Metaphor, Analogy & ProtoThinker
Clay Beckner: Author
PT and Natural Language
The Metaphor/Analogy group is interested in enhancing ProtoThinker's ability to interpret and generate linguistically complex utterances. ProtoThinker is already quite competent at analyzing simple propositions semantically. By first using numerous clues to determine the syntactic structure of a sentence, PT is able to convert sentences of a natural language (English) into the language of predicate logic. But what happens when the relationship between a proposition's surface content and its overall logical meaning is not straightforward? Such is the case with metaphorical and ironic utterances, in which a speaker's overall intention cannot be determined merely by adding together the logical function of the individual words. The metaphor/analogy group of the PT Project is interested in enhancing PT's ability to interpret (and generate) these indirect types of propositions. In more general terms, we are using Artificial Intelligence as a starting point in an investigation of the cognitive and aesthetic functions of metaphor.
Metaphor, Poetry, and Intelligence
Metaphor, in its broadest sense, might be defined as a description of one thing using the language of another thing. Speakers use such indirect linguistic devices for a variety of reasons; it would be premature to dismiss metaphors as mere linguistic frills that are somehow superfluous to a model of the human mind. Rather, discussion of metaphor and analogy leads us directly into the issues at the heart of the PT Project: What is intelligence? What is needed for personhood? Linguists (George Lakoff in particular) have argued that use of metaphor is not merely restricted to poetic language. Rather, metaphor underlies everyday speech and is one of the fundamental mechanisms whereby we adapt to new or challenging situations. Such familiarizing metaphors, in which we describe new experiences in terms of old ones (or unfamiliar ideas in terms of familiar ones) might even be a necessary condition for intelligence.

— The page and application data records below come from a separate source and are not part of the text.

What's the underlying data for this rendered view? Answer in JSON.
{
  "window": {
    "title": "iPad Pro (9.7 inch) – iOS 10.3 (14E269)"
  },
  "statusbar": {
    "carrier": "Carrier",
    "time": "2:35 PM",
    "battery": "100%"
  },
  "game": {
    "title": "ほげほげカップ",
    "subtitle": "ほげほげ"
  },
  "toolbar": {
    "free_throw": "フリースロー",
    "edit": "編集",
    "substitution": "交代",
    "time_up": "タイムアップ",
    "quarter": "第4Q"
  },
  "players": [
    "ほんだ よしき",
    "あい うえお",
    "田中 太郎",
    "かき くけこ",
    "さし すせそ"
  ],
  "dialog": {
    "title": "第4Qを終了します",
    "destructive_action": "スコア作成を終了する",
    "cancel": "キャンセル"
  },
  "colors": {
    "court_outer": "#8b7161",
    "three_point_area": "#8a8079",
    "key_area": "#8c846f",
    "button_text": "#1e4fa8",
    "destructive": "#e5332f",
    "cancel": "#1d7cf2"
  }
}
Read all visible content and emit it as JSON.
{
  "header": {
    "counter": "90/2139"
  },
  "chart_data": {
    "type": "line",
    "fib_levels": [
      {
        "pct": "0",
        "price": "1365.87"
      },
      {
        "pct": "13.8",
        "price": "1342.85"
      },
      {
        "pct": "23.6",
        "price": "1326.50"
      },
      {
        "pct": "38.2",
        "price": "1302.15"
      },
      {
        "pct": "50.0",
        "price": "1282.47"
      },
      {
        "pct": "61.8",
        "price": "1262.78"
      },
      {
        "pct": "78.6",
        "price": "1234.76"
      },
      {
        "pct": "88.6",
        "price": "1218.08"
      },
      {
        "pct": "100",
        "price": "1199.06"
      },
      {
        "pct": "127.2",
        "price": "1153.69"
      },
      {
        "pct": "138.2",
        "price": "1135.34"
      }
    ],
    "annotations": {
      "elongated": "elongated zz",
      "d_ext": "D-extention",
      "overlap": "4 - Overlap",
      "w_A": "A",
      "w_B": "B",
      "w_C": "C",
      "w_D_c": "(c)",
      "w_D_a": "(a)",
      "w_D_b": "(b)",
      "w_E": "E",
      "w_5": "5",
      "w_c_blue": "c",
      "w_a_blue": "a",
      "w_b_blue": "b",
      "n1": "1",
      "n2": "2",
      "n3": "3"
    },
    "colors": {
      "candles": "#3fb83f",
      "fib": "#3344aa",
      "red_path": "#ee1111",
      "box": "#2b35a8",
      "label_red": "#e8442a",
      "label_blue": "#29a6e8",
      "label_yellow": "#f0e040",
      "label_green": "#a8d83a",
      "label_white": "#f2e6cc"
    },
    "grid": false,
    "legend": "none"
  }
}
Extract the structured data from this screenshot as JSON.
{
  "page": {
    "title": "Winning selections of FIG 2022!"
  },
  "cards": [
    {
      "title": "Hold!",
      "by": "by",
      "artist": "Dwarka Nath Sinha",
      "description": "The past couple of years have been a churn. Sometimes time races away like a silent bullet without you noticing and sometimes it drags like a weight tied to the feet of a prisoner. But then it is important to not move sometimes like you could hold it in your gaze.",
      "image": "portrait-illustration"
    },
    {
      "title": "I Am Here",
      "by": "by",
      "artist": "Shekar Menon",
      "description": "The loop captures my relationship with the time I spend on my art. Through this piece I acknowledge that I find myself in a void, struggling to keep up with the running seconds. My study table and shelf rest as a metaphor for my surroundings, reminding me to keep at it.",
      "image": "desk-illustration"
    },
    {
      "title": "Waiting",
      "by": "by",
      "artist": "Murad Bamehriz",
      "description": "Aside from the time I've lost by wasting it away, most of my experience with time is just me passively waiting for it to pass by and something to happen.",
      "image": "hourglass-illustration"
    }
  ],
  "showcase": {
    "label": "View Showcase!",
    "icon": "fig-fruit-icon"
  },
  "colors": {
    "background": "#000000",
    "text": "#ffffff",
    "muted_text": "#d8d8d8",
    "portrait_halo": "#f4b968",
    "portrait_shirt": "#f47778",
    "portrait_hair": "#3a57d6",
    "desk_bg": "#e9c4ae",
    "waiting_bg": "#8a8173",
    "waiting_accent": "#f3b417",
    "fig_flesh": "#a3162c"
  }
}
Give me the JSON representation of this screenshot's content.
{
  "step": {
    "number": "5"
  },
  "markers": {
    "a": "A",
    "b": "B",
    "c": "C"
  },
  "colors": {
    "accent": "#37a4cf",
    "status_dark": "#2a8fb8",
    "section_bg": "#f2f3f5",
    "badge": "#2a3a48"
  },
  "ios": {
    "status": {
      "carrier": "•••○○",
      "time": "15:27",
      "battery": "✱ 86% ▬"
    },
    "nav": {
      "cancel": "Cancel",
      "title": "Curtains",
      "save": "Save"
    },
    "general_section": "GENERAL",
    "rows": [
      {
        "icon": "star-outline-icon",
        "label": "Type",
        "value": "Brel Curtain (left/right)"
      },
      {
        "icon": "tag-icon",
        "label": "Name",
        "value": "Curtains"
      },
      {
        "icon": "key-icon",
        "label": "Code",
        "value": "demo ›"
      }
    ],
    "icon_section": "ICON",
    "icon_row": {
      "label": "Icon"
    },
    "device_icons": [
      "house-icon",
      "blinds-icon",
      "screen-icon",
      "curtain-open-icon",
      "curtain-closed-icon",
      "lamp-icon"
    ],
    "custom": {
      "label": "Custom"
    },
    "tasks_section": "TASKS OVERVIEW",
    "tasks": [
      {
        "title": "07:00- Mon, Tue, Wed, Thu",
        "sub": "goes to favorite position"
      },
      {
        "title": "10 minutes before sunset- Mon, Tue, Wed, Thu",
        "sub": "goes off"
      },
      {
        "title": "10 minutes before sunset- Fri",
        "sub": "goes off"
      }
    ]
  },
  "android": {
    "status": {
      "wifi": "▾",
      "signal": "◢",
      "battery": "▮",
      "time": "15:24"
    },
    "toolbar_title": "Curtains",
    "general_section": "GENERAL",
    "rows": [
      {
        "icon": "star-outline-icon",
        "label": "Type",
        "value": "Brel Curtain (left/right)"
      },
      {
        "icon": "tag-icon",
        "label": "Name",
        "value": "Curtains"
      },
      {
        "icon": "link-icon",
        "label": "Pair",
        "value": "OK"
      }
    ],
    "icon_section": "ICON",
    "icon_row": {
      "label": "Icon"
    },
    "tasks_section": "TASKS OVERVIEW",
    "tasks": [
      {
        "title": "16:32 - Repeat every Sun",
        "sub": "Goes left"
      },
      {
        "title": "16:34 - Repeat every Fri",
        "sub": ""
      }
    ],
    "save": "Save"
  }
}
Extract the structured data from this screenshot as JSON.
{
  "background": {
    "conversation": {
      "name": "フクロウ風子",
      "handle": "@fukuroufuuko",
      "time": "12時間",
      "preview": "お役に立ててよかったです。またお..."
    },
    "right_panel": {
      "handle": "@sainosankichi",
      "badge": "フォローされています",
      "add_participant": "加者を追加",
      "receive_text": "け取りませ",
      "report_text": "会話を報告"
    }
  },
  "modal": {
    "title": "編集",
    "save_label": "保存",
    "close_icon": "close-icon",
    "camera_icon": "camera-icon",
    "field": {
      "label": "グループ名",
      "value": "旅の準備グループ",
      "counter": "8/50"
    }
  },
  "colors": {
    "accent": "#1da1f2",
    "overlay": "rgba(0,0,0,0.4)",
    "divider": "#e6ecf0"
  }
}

Of course, speakers and writers of a natural language make use of 'poetic' metaphors as well. Such defamiliarizing metaphors complement the function of familiarizing metaphors, by providing a means beyond the limitations of a static language. The Metaphor/Analogy group is investigating both types of metaphors using a simulation approach with ProtoThinker.